Virtual Harbin's unfolding 'realness,' and thus virtuality's realness, characterized ethnographically, vis-a-vis actual Harbin will emerge with study over time. In Plato's 'allegory of the cave,' an early, significant philosophical example of virtuality (see Hayles 1996b:34; Heim 1991:64, 1995:69; Hillis 1999:39; Ropolyi 2001:172; and Wark 2007, in Boellstorff 2008: 34), for example, the shadows of the puppets on the wall from the light of the fire, and from the cave opening, can be read as an allegory for the material world being a shadow of the realness of ideas or forms. [Plato cave quote: (& Lattimore?)]. In one reading of this, these dancing, shadow forms are more real than the enchained humans, who can only see in one direction, perceiving the reality of these moving forms. Similarly, idea of triangle (Boellstorff 2008: 34). The real, in the context of virtual worlds and this actual/virtual Harbin ethnography, often can refer, for example, to actual Harbin, to the Harbin valley as place, as well as to the Harbin waters, all subjectively characterized ethnographically, vis-a-vis the fabric of life, or culture, which has emerged at Harbin since the 1960s. In a Lacanian sense, the 'real' here, too, is distinct from the imaginary, the symbolic, as well as the digitally interactive.
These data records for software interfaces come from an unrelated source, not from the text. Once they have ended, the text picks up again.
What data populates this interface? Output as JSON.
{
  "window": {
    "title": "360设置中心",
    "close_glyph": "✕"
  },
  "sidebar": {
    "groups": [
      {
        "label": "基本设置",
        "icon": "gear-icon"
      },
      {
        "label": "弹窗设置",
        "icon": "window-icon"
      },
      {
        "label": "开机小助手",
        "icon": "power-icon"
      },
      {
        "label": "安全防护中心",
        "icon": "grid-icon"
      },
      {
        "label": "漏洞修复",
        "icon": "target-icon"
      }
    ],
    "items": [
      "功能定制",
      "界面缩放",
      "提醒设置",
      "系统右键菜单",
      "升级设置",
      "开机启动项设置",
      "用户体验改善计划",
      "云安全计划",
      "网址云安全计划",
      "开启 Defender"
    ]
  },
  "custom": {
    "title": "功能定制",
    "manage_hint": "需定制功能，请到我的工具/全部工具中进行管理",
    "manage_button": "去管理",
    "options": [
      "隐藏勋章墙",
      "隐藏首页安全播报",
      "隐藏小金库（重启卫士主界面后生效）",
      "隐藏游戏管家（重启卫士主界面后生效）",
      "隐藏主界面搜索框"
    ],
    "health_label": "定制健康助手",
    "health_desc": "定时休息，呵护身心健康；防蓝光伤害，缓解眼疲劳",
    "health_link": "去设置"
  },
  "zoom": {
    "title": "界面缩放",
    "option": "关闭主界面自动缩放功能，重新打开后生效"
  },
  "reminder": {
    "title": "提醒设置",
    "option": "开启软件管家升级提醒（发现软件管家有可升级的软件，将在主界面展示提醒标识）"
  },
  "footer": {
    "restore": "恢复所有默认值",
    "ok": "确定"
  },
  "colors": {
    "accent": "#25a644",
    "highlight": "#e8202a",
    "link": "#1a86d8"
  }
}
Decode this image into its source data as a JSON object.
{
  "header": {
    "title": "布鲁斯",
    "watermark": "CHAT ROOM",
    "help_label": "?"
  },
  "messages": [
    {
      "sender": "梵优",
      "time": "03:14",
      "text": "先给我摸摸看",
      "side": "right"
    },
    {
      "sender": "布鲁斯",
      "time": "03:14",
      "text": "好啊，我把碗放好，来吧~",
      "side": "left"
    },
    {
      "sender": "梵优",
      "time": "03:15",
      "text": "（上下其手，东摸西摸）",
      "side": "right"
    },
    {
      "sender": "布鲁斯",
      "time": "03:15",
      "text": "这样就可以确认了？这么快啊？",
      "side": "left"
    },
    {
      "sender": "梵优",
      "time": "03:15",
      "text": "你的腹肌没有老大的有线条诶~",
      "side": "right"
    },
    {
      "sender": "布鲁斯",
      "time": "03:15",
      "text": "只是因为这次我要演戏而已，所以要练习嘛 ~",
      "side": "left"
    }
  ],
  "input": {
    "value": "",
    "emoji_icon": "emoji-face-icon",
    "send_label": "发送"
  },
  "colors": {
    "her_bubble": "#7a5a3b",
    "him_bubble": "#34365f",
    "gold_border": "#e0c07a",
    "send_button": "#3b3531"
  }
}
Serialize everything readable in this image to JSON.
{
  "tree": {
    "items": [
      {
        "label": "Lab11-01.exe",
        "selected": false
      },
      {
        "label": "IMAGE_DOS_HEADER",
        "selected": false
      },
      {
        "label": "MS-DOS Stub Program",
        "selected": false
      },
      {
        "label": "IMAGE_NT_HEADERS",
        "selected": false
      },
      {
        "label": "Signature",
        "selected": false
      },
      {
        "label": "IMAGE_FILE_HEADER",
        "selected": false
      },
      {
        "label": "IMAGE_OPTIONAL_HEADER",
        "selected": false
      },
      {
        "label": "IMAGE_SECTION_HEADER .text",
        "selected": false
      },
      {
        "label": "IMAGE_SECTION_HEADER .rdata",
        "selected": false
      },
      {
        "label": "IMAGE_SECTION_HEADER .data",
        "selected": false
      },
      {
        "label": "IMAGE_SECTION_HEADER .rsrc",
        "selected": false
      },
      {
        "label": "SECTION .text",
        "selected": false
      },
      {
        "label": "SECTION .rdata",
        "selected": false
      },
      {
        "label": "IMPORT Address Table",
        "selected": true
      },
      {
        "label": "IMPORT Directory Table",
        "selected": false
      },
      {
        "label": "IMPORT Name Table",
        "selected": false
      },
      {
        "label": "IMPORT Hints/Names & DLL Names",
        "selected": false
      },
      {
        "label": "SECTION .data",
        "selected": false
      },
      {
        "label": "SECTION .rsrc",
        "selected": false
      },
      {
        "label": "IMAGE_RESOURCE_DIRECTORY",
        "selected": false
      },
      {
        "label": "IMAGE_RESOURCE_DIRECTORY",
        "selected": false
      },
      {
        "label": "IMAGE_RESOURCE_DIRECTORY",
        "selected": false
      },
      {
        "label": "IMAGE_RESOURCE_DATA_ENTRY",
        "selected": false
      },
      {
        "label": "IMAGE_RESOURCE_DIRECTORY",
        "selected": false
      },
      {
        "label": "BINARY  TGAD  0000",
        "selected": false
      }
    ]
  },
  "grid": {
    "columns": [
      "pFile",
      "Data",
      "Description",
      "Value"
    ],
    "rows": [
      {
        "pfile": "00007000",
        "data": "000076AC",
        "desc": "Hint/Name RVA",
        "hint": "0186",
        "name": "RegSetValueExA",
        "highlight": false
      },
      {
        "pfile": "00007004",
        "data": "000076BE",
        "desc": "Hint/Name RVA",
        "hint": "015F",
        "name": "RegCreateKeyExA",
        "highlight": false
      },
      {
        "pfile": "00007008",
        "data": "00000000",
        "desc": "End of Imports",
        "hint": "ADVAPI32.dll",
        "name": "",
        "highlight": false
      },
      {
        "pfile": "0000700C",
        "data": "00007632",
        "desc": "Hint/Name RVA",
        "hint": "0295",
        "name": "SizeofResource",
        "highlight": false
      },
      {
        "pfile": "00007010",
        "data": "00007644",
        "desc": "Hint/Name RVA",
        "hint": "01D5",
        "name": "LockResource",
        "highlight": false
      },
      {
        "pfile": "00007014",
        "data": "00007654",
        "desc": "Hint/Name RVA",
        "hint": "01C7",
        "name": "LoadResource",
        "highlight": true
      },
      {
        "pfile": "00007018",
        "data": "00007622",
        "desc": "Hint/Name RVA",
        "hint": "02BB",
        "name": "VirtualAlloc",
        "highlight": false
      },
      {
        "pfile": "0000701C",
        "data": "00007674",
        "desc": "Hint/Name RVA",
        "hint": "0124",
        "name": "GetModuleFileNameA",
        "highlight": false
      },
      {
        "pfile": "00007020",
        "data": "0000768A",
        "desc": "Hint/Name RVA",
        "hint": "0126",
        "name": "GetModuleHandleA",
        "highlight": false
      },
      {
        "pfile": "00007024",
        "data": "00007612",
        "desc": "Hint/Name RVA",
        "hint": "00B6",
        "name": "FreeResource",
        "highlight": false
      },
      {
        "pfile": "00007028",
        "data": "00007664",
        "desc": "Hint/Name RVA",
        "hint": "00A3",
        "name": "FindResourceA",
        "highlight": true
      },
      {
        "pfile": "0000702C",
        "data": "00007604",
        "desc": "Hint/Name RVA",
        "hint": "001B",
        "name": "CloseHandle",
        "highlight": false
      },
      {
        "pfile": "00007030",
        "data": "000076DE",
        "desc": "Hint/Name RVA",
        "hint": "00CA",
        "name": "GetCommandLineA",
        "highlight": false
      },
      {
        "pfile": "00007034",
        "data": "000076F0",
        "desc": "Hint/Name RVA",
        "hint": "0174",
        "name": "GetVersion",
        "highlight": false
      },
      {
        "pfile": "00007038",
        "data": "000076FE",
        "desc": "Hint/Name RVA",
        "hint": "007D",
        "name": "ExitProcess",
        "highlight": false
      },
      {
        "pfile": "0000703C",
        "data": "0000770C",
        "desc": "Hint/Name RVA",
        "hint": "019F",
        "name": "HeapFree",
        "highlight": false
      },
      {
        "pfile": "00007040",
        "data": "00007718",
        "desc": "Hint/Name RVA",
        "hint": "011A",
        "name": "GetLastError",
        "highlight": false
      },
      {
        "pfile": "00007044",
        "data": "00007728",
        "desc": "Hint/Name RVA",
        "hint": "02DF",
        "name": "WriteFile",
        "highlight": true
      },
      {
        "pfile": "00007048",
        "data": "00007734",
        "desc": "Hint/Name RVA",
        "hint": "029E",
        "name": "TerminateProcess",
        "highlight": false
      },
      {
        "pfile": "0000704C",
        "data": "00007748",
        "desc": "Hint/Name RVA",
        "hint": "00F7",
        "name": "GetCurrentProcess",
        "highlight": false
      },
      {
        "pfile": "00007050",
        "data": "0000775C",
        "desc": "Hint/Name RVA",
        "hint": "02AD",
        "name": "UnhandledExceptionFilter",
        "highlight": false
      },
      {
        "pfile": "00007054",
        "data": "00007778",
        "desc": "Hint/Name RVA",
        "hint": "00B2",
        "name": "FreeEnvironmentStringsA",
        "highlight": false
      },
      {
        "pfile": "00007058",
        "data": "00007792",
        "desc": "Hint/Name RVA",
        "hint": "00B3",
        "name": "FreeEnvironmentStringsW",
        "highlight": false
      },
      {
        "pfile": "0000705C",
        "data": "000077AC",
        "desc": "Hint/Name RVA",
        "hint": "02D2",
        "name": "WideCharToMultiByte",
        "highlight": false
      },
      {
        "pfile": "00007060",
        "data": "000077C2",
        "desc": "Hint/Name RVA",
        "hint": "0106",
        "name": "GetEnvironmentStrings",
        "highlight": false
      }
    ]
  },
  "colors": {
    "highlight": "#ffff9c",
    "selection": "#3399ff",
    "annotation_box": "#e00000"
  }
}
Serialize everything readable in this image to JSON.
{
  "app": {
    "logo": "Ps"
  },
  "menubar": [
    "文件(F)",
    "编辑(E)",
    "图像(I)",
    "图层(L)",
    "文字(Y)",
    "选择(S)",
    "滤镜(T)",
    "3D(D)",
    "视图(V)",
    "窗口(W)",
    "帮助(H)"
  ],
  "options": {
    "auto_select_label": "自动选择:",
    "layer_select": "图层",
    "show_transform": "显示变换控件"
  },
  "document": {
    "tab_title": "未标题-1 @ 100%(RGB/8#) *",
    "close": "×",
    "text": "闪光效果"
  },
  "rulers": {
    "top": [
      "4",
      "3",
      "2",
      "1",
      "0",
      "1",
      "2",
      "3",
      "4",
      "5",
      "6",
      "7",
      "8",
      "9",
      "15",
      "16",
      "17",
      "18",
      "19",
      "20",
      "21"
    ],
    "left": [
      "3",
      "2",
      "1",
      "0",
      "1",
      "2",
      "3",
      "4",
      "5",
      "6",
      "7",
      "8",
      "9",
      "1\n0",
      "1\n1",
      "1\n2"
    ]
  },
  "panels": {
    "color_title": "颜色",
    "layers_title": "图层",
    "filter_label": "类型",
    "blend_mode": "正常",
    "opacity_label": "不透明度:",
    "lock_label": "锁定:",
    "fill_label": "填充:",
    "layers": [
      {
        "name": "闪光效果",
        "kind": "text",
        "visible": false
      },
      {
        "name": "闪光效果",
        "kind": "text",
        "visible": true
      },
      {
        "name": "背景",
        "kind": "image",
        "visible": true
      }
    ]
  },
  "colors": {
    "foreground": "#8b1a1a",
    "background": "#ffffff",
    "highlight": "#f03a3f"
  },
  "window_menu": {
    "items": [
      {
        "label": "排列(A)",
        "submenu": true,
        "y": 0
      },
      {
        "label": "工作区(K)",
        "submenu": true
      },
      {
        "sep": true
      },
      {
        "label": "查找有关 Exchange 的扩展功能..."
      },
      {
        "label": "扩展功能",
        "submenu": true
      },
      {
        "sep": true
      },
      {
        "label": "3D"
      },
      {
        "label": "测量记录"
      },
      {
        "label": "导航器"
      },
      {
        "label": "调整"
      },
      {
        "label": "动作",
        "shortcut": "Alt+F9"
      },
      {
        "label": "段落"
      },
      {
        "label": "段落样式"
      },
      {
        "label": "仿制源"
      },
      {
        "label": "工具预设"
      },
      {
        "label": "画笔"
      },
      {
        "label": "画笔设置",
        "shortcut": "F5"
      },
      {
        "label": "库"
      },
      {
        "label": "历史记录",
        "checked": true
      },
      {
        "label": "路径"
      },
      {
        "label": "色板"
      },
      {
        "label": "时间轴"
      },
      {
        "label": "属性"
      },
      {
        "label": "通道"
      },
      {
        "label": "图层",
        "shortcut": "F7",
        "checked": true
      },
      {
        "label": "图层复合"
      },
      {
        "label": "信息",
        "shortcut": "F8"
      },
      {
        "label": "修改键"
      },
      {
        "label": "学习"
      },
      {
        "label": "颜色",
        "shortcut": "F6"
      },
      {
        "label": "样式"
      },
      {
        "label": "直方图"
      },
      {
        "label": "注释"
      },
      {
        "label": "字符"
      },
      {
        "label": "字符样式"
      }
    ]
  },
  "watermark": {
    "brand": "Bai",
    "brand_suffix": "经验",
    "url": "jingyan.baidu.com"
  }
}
But Plato's allegory of the cave, an early, philosophical example of virtual worlds, inverts the significance of the 'real,' to lead to the presumption that the virtual, that is, the idea or the form here, subsequently informs the material (Boellstorff 2008:34). Virtual Harbin, as ethnographic field site (MacLeod 2009), and as it develops and grows, especially with new information technologies and innovative virtual world builders, will provide multiple opportunities to explore and engage related questions.
Philosophical dualism has a long history vis-a-vis materialism, and mind (C. McGinn, The Character of Mind 1982), including ideas, symbolizing and language, in the West. ...
(http://scott-macleod.blogspot.com/2010/08/milkweed-virtual-harbins-unfolding.html - August 13, 2010)